### DATA SHOWN
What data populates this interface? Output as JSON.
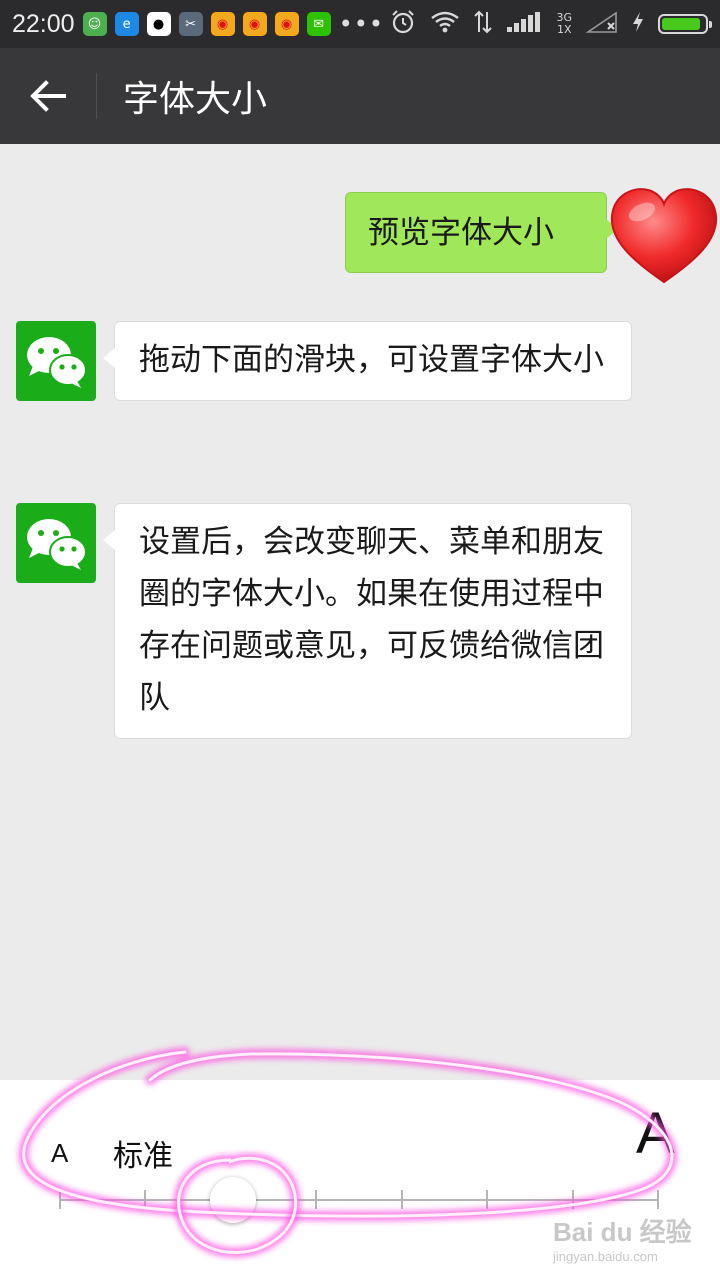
{
  "status_bar": {
    "time": "22:00",
    "apps": [
      {
        "icon": "android-face-icon",
        "color": "#4caf50",
        "glyph": "☺"
      },
      {
        "icon": "browser-icon",
        "color": "#1e88e5",
        "glyph": "e"
      },
      {
        "icon": "qq-icon",
        "color": "#ffffff",
        "glyph": "🐧"
      },
      {
        "icon": "scissors-icon",
        "color": "#5a6a7a",
        "glyph": "✂"
      },
      {
        "icon": "weibo-icon",
        "color": "#f4a81d",
        "glyph": "◉"
      },
      {
        "icon": "weibo-icon",
        "color": "#f4a81d",
        "glyph": "◉"
      },
      {
        "icon": "weibo-icon",
        "color": "#f4a81d",
        "glyph": "◉"
      },
      {
        "icon": "wechat-icon",
        "color": "#2dc100",
        "glyph": "✉"
      }
    ],
    "more": "•••",
    "network_type": "3G",
    "network_sub": "1X",
    "battery_level": 0.9,
    "battery_color": "#48c91e"
  },
  "header": {
    "title": "字体大小"
  },
  "chat": {
    "preview_message": "预览字体大小",
    "messages": [
      {
        "text": "拖动下面的滑块，可设置字体大小"
      },
      {
        "text": "设置后，会改变聊天、菜单和朋友圈的字体大小。如果在使用过程中存在问题或意见，可反馈给微信团队"
      }
    ]
  },
  "font_size_panel": {
    "small_label": "A",
    "large_label": "A",
    "current_level_label": "标准",
    "level_count": 8,
    "current_level_index": 2
  },
  "watermark": {
    "main": "Bai du 经验",
    "sub": "jingyan.baidu.com"
  },
  "colors": {
    "outgoing_bubble": "#a0e75a",
    "wechat_green": "#1aad19",
    "highlight": "#ff4fe0"
  }
}
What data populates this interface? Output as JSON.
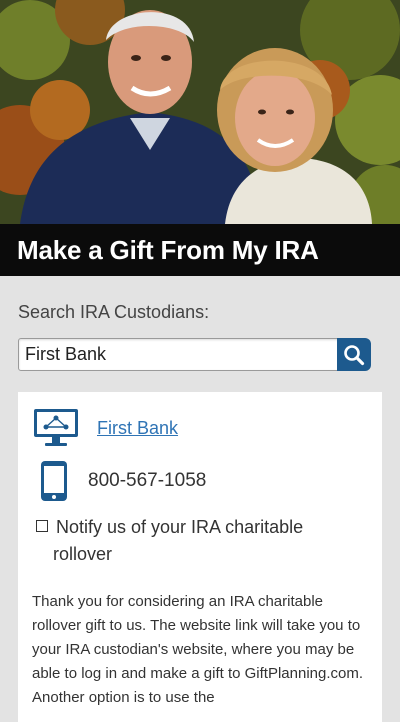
{
  "header": {
    "title": "Make a Gift From My IRA"
  },
  "search": {
    "label": "Search IRA Custodians:",
    "value": "First Bank",
    "button_icon": "search-icon"
  },
  "result": {
    "bank_name": "First Bank",
    "phone": "800-567-1058",
    "notify_line1": "Notify us of your IRA charitable",
    "notify_line2": "rollover",
    "description": "Thank you for considering an IRA charitable rollover gift to us. The website link will take you to your IRA custodian's website, where you may be able to log in and make a gift to GiftPlanning.com. Another option is to use the"
  },
  "colors": {
    "title_bar": "#0b0b0b",
    "search_button": "#1d5a8e",
    "link": "#2f74b5",
    "icon_blue": "#1d5a8e"
  }
}
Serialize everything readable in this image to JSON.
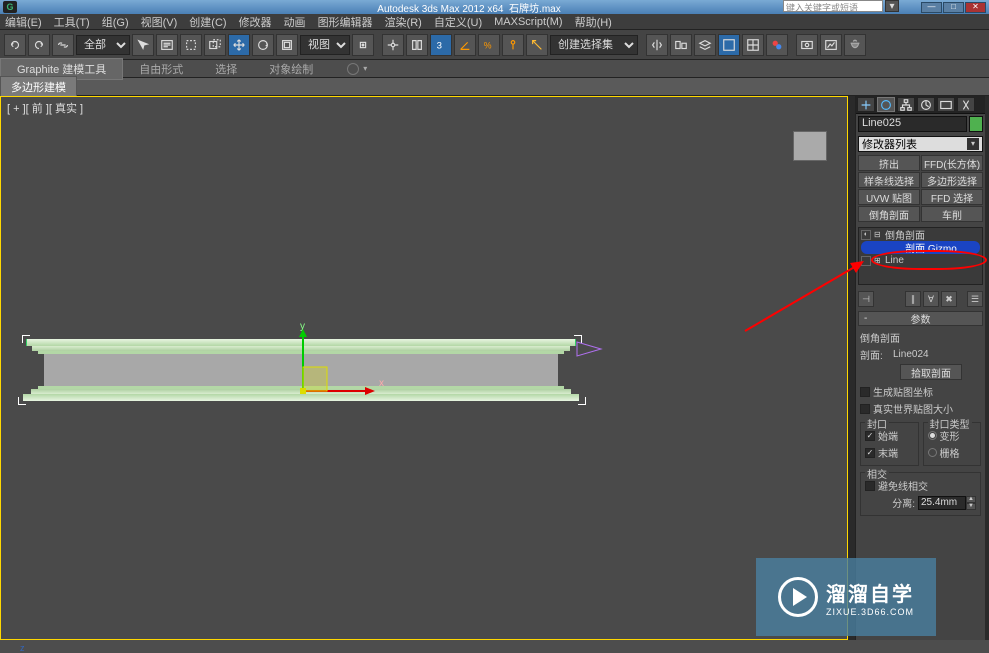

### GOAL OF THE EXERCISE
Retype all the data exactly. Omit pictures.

### ANSWER SPACE
What data populates this interface? Output as JSON.
{
  "status_bar": {
    "time": "22:00",
    "apps": [
      {
        "icon": "android-face-icon",
        "color": "#4caf50",
        "glyph": "☺"
      },
      {
        "icon": "browser-icon",
        "color": "#1e88e5",
        "glyph": "e"
      },
      {
        "icon": "qq-icon",
        "color": "#ffffff",
        "glyph": "🐧"
      },
      {
        "icon": "scissors-icon",
        "color": "#5a6a7a",
        "glyph": "✂"
      },
      {
        "icon": "weibo-icon",
        "color": "#f4a81d",
        "glyph": "◉"
      },
      {
        "icon": "weibo-icon",
        "color": "#f4a81d",
        "glyph": "◉"
      },
      {
        "icon": "weibo-icon",
        "color": "#f4a81d",
        "glyph": "◉"
      },
      {
        "icon": "wechat-icon",
        "color": "#2dc100",
        "glyph": "✉"
      }
    ],
    "more": "•••",
    "network_type": "3G",
    "network_sub": "1X",
    "battery_level": 0.9,
    "battery_color": "#48c91e"
  },
  "header": {
    "title": "字体大小"
  },
  "chat": {
    "preview_message": "预览字体大小",
    "messages": [
      {
        "text": "拖动下面的滑块，可设置字体大小"
      },
      {
        "text": "设置后，会改变聊天、菜单和朋友圈的字体大小。如果在使用过程中存在问题或意见，可反馈给微信团队"
      }
    ]
  },
  "font_size_panel": {
    "small_label": "A",
    "large_label": "A",
    "current_level_label": "标准",
    "level_count": 8,
    "current_level_index": 2
  },
  "watermark": {
    "main": "Bai du 经验",
    "sub": "jingyan.baidu.com"
  },
  "colors": {
    "outgoing_bubble": "#a0e75a",
    "wechat_green": "#1aad19",
    "highlight": "#ff4fe0"
  }
}
What data populates this interface? Output as JSON.
{
  "header": {
    "title": "Make a Gift From My IRA"
  },
  "search": {
    "label": "Search IRA Custodians:",
    "value": "First Bank",
    "button_icon": "search-icon"
  },
  "result": {
    "bank_name": "First Bank",
    "phone": "800-567-1058",
    "notify_line1": "Notify us of your IRA charitable",
    "notify_line2": "rollover",
    "description": "Thank you for considering an IRA charitable rollover gift to us. The website link will take you to your IRA custodian's website, where you may be able to log in and make a gift to GiftPlanning.com. Another option is to use the"
  },
  "colors": {
    "title_bar": "#0b0b0b",
    "search_button": "#1d5a8e",
    "link": "#2f74b5",
    "icon_blue": "#1d5a8e"
  }
}
Serialize everything readable in this image to JSON.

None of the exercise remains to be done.